This is not the big truth the administration is hiding, however. These are only symptoms of the cause—a fierce fight for conventional undergraduate students and traditional Church of Christ theology Oklahoma Christian is losing.
With the stigma of technical and trade schools dropping and the general upswing in nontraditional students who seek night classes, need daycare options at their school or simply delay enrollment to work or enjoy life, the population of 17- to 18-year-old Church of Christ youth who want a marriage with their undergrad degree is shrinking.
And as the Christian Chronicle reported, the population of teenage Church of Christ students is dropping as well. According to the 2018 demographic report for Oklahoma Christian, only 50 percent of the student body claims Church of Christ affiliation, and this number will most likely drop in the next five years.
Traditional Church of Christ theology and culture, simply put, is making its way out in favor of more tolerant, less structured churches, which are not only accepting of a wider demographic but sometimes more attune with biblical exegesis.
I know for a fact I am one of the 50 percent in the statistics who identify as Church of Christ, but I attend a church I love where women regularly speak and where instruments are not banned from the premises.
Oklahoma Christian is not and cannot be home to everyone; the university would bankrupt itself by tomorrow. More cuts are coming, and this is okay. In order to survive at all, the administration of Oklahoma Christian is having to decide what this institution could be for another 50 years and what it needs to be to survive that long.

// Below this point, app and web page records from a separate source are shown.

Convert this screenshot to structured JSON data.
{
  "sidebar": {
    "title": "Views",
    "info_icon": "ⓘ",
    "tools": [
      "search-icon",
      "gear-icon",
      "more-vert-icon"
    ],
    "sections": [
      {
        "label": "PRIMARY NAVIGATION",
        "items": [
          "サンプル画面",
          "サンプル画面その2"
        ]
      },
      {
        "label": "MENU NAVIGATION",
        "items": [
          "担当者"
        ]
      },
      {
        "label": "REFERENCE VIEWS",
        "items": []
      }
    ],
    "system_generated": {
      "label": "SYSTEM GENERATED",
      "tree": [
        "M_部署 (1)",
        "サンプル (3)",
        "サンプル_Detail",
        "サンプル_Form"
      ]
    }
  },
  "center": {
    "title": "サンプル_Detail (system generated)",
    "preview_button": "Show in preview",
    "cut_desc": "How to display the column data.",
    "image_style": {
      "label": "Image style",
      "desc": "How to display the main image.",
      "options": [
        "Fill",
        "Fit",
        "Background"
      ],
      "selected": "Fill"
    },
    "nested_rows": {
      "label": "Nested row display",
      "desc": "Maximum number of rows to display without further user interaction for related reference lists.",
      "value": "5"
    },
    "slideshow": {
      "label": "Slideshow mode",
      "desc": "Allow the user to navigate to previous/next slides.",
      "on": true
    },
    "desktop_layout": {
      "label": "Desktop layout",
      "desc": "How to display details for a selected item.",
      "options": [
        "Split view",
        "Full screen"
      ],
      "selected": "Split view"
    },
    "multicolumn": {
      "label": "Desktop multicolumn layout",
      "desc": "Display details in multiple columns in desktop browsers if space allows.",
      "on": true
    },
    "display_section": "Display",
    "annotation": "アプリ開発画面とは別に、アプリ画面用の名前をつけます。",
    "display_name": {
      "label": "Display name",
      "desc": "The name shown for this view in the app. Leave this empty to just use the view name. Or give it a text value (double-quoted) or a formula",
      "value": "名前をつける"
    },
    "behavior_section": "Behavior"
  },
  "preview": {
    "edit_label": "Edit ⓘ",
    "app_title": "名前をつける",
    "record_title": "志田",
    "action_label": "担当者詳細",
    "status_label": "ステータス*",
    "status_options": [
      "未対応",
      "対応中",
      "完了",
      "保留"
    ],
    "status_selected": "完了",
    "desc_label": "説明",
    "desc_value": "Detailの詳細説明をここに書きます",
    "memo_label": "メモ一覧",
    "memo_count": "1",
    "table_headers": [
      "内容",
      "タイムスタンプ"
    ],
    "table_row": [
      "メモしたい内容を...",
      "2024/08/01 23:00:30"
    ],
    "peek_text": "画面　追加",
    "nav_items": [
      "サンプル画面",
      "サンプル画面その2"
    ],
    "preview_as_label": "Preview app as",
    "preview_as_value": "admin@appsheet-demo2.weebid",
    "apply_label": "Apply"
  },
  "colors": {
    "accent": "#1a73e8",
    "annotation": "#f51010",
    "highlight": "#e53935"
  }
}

What that entails is still a mystery the entire student body and faculty are caught within. This “mystery” is the subtext to many of the news events on campus and the even more mysterious “financial situation.” We are living through a defining period. This is the big truth.